The anesthetic should numb the area where the catheter is inserted. You may feel a burning sensation when the anesthesia is given. You may also feel pressure when the catheters are moved. Some people have a flushed feeling or nausea when the dye is injected. You may feel some chest pain during inflation of the balloon.
Coronary angioplasty – Average Hospital Stay
The usual length of stay is overnight. If the catheter is inserted in your arm or wrist, you may be able to go home the same day. Speak to your doctor to see if this is an option in your case.
Coronary angioplasty – Post-procedure Care
At the Hospital
You will likely need to lie still and flat on your back for a period of time. A pressure dressing may be placed over the area where the catheter was inserted to help prevent bleeding. Or, a vascular closure device may be used to seal the arterial puncture site. This will allow earlier movement and hospital discharge. It is important to follow the nurses’ directions.
- You may be sent home on blood-thinning therapy. This may include one or more of the following:
- Prasugrel (Effient)
- Dabigatran etexilate (Pradaxa)
- Ice may help decrease discomfort at the insertion site. You may apply ice for 15-20 minutes each hour, for the first few days.
- To lower your risk for further complications of heart disease, you can make lifestyle changes. This includes eating a healthier diet, exercising regularly, and managing stress.
- Ask your doctor about when it is safe to shower, bathe, or soak in water.
- Be sure to follow your doctor’s instructions.
Sometimes the procedure is not successful or the artery narrows again. You may require repeat angioplasty or coronary artery bypass grafting (CABG).
Coronary angioplasty – Call Your Doctor
After you leave the hospital, contact your doctor if any of the following occurs:
- Signs of infection, including fever and chills
- Redness, swelling, increasing pain, excessive bleeding, or any discharge from the incision site
- Your arm or leg becomes painful, blue, cold, numb, tingly, swollen, or increasingly bruised
- Nausea and/or vomiting
- Pain that you cannot control with the medicines you have been given

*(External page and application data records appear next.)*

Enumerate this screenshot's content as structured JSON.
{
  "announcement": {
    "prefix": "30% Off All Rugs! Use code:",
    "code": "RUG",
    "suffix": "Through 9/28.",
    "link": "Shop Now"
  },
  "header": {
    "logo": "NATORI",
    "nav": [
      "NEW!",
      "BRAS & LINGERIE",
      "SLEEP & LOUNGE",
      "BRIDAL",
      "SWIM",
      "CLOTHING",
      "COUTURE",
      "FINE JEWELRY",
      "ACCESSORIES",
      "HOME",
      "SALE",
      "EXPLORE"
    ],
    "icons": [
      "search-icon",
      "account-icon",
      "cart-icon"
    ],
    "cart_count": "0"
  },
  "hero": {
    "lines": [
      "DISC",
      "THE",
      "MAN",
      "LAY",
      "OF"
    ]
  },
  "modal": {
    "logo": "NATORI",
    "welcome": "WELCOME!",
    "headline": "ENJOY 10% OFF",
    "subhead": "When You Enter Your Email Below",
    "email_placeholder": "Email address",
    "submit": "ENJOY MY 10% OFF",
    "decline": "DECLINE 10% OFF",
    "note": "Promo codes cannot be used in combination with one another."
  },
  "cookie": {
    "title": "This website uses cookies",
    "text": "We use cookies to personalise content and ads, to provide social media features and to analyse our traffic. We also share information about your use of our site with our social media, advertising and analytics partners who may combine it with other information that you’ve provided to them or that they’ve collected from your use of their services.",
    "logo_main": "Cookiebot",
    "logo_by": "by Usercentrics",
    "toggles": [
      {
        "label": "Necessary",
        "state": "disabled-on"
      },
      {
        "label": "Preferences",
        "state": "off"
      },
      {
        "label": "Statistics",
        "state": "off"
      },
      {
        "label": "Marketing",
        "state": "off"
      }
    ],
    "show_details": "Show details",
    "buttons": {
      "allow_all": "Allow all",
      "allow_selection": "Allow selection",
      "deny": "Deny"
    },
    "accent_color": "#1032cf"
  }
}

- Cough, shortness of breath, or chest pain
- Joint pain, fatigue, stiffness, rash, or other new symptoms
In case of an emergency, call for medical help right away.